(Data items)
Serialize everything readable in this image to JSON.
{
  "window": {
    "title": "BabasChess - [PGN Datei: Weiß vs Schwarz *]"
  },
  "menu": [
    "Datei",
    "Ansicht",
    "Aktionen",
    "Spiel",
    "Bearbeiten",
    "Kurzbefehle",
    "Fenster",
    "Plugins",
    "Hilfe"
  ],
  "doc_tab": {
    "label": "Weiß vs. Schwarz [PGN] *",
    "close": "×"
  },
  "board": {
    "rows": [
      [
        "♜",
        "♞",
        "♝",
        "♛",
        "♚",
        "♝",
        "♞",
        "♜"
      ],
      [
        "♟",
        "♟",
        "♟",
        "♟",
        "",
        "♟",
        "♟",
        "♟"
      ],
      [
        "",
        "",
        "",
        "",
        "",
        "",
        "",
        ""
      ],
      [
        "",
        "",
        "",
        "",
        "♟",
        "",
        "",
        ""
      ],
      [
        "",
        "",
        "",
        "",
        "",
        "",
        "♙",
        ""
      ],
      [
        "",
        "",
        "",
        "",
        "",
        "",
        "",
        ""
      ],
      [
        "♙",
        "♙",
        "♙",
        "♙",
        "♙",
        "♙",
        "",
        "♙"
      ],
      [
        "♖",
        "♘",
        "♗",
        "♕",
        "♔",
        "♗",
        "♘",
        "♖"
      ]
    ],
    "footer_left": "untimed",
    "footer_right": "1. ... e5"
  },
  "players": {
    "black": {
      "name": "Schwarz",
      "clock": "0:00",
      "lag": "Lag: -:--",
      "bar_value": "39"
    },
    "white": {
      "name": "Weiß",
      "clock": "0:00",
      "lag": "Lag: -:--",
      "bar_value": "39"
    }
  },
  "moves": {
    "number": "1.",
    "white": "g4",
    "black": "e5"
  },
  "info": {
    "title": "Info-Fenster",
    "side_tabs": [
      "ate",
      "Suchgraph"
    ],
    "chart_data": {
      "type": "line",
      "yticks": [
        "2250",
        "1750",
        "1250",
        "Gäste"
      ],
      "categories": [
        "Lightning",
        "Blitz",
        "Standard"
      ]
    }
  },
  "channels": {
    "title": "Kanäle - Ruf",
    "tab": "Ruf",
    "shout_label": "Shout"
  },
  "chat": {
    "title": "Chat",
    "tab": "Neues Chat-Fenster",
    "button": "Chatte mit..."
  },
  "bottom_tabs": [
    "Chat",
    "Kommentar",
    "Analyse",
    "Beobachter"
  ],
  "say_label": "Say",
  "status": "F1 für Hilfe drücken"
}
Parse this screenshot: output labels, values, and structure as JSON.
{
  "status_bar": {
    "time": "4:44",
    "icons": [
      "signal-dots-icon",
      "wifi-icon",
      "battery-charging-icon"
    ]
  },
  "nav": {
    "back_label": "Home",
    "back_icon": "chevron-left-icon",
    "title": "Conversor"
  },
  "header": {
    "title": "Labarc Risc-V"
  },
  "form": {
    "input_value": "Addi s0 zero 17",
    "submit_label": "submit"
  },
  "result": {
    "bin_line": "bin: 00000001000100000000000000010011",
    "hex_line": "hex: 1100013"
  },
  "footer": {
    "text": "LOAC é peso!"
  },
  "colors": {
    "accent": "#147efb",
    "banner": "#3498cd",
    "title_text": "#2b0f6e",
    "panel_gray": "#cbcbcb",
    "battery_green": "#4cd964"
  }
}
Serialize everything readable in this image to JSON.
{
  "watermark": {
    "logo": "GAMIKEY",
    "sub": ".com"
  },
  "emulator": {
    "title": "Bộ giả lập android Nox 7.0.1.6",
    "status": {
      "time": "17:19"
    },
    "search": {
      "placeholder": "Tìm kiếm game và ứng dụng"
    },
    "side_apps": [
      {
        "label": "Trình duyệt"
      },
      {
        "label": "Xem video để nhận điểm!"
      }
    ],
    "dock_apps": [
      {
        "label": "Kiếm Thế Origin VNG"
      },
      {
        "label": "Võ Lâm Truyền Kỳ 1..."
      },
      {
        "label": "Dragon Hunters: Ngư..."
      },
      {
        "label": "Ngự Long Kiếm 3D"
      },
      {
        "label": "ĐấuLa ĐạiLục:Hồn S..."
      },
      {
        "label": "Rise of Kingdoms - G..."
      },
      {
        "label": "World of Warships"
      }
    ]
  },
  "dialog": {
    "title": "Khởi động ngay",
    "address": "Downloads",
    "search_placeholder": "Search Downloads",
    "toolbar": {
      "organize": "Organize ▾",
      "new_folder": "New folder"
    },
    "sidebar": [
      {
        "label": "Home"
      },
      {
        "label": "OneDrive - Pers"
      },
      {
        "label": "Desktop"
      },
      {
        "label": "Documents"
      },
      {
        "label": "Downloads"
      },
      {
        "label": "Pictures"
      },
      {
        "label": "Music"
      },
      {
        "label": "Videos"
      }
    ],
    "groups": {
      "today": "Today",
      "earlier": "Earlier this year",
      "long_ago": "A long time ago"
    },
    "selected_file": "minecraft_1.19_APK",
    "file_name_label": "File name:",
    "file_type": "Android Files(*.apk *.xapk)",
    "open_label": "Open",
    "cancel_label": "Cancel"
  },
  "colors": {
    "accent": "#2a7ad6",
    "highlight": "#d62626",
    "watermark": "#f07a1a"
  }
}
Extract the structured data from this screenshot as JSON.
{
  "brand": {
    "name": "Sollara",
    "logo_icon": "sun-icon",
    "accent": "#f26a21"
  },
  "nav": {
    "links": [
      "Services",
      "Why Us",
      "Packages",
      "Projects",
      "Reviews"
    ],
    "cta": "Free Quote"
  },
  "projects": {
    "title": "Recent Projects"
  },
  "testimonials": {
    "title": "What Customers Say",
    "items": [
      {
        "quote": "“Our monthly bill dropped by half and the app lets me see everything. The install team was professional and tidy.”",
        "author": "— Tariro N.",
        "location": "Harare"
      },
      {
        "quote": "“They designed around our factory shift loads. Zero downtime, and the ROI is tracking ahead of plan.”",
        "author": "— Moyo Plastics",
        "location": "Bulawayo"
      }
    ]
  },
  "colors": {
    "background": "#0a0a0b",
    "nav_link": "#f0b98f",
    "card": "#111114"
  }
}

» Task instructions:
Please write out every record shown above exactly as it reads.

» Your solution:
Serialize everything readable in this image to JSON.
{
  "window": {
    "title": "BabasChess - [PGN Datei: Weiß vs Schwarz *]"
  },
  "menu": [
    "Datei",
    "Ansicht",
    "Aktionen",
    "Spiel",
    "Bearbeiten",
    "Kurzbefehle",
    "Fenster",
    "Plugins",
    "Hilfe"
  ],
  "doc_tab": {
    "label": "Weiß vs. Schwarz [PGN] *",
    "close": "×"
  },
  "board": {
    "rows": [
      [
        "♜",
        "♞",
        "♝",
        "♛",
        "♚",
        "♝",
        "♞",
        "♜"
      ],
      [
        "♟",
        "♟",
        "♟",
        "♟",
        "",
        "♟",
        "♟",
        "♟"
      ],
      [
        "",
        "",
        "",
        "",
        "",
        "",
        "",
        ""
      ],
      [
        "",
        "",
        "",
        "",
        "♟",
        "",
        "",
        ""
      ],
      [
        "",
        "",
        "",
        "",
        "",
        "",
        "♙",
        ""
      ],
      [
        "",
        "",
        "",
        "",
        "",
        "",
        "",
        ""
      ],
      [
        "♙",
        "♙",
        "♙",
        "♙",
        "♙",
        "♙",
        "",
        "♙"
      ],
      [
        "♖",
        "♘",
        "♗",
        "♕",
        "♔",
        "♗",
        "♘",
        "♖"
      ]
    ],
    "footer_left": "untimed",
    "footer_right": "1. ... e5"
  },
  "players": {
    "black": {
      "name": "Schwarz",
      "clock": "0:00",
      "lag": "Lag: -:--",
      "bar_value": "39"
    },
    "white": {
      "name": "Weiß",
      "clock": "0:00",
      "lag": "Lag: -:--",
      "bar_value": "39"
    }
  },
  "moves": {
    "number": "1.",
    "white": "g4",
    "black": "e5"
  },
  "info": {
    "title": "Info-Fenster",
    "side_tabs": [
      "ate",
      "Suchgraph"
    ],
    "chart_data": {
      "type": "line",
      "yticks": [
        "2250",
        "1750",
        "1250",
        "Gäste"
      ],
      "categories": [
        "Lightning",
        "Blitz",
        "Standard"
      ]
    }
  },
  "channels": {
    "title": "Kanäle - Ruf",
    "tab": "Ruf",
    "shout_label": "Shout"
  },
  "chat": {
    "title": "Chat",
    "tab": "Neues Chat-Fenster",
    "button": "Chatte mit..."
  },
  "bottom_tabs": [
    "Chat",
    "Kommentar",
    "Analyse",
    "Beobachter"
  ],
  "say_label": "Say",
  "status": "F1 für Hilfe drücken"
}
Parse this screenshot: output labels, values, and structure as JSON.
{
  "status_bar": {
    "time": "4:44",
    "icons": [
      "signal-dots-icon",
      "wifi-icon",
      "battery-charging-icon"
    ]
  },
  "nav": {
    "back_label": "Home",
    "back_icon": "chevron-left-icon",
    "title": "Conversor"
  },
  "header": {
    "title": "Labarc Risc-V"
  },
  "form": {
    "input_value": "Addi s0 zero 17",
    "submit_label": "submit"
  },
  "result": {
    "bin_line": "bin: 00000001000100000000000000010011",
    "hex_line": "hex: 1100013"
  },
  "footer": {
    "text": "LOAC é peso!"
  },
  "colors": {
    "accent": "#147efb",
    "banner": "#3498cd",
    "title_text": "#2b0f6e",
    "panel_gray": "#cbcbcb",
    "battery_green": "#4cd964"
  }
}
Serialize everything readable in this image to JSON.
{
  "watermark": {
    "logo": "GAMIKEY",
    "sub": ".com"
  },
  "emulator": {
    "title": "Bộ giả lập android Nox 7.0.1.6",
    "status": {
      "time": "17:19"
    },
    "search": {
      "placeholder": "Tìm kiếm game và ứng dụng"
    },
    "side_apps": [
      {
        "label": "Trình duyệt"
      },
      {
        "label": "Xem video để nhận điểm!"
      }
    ],
    "dock_apps": [
      {
        "label": "Kiếm Thế Origin VNG"
      },
      {
        "label": "Võ Lâm Truyền Kỳ 1..."
      },
      {
        "label": "Dragon Hunters: Ngư..."
      },
      {
        "label": "Ngự Long Kiếm 3D"
      },
      {
        "label": "ĐấuLa ĐạiLục:Hồn S..."
      },
      {
        "label": "Rise of Kingdoms - G..."
      },
      {
        "label": "World of Warships"
      }
    ]
  },
  "dialog": {
    "title": "Khởi động ngay",
    "address": "Downloads",
    "search_placeholder": "Search Downloads",
    "toolbar": {
      "organize": "Organize ▾",
      "new_folder": "New folder"
    },
    "sidebar": [
      {
        "label": "Home"
      },
      {
        "label": "OneDrive - Pers"
      },
      {
        "label": "Desktop"
      },
      {
        "label": "Documents"
      },
      {
        "label": "Downloads"
      },
      {
        "label": "Pictures"
      },
      {
        "label": "Music"
      },
      {
        "label": "Videos"
      }
    ],
    "groups": {
      "today": "Today",
      "earlier": "Earlier this year",
      "long_ago": "A long time ago"
    },
    "selected_file": "minecraft_1.19_APK",
    "file_name_label": "File name:",
    "file_type": "Android Files(*.apk *.xapk)",
    "open_label": "Open",
    "cancel_label": "Cancel"
  },
  "colors": {
    "accent": "#2a7ad6",
    "highlight": "#d62626",
    "watermark": "#f07a1a"
  }
}
Extract the structured data from this screenshot as JSON.
{
  "brand": {
    "name": "Sollara",
    "logo_icon": "sun-icon",
    "accent": "#f26a21"
  },
  "nav": {
    "links": [
      "Services",
      "Why Us",
      "Packages",
      "Projects",
      "Reviews"
    ],
    "cta": "Free Quote"
  },
  "projects": {
    "title": "Recent Projects"
  },
  "testimonials": {
    "title": "What Customers Say",
    "items": [
      {
        "quote": "“Our monthly bill dropped by half and the app lets me see everything. The install team was professional and tidy.”",
        "author": "— Tariro N.",
        "location": "Harare"
      },
      {
        "quote": "“They designed around our factory shift loads. Zero downtime, and the ROI is tracking ahead of plan.”",
        "author": "— Moyo Plastics",
        "location": "Bulawayo"
      }
    ]
  },
  "colors": {
    "background": "#0a0a0b",
    "nav_link": "#f0b98f",
    "card": "#111114"
  }
}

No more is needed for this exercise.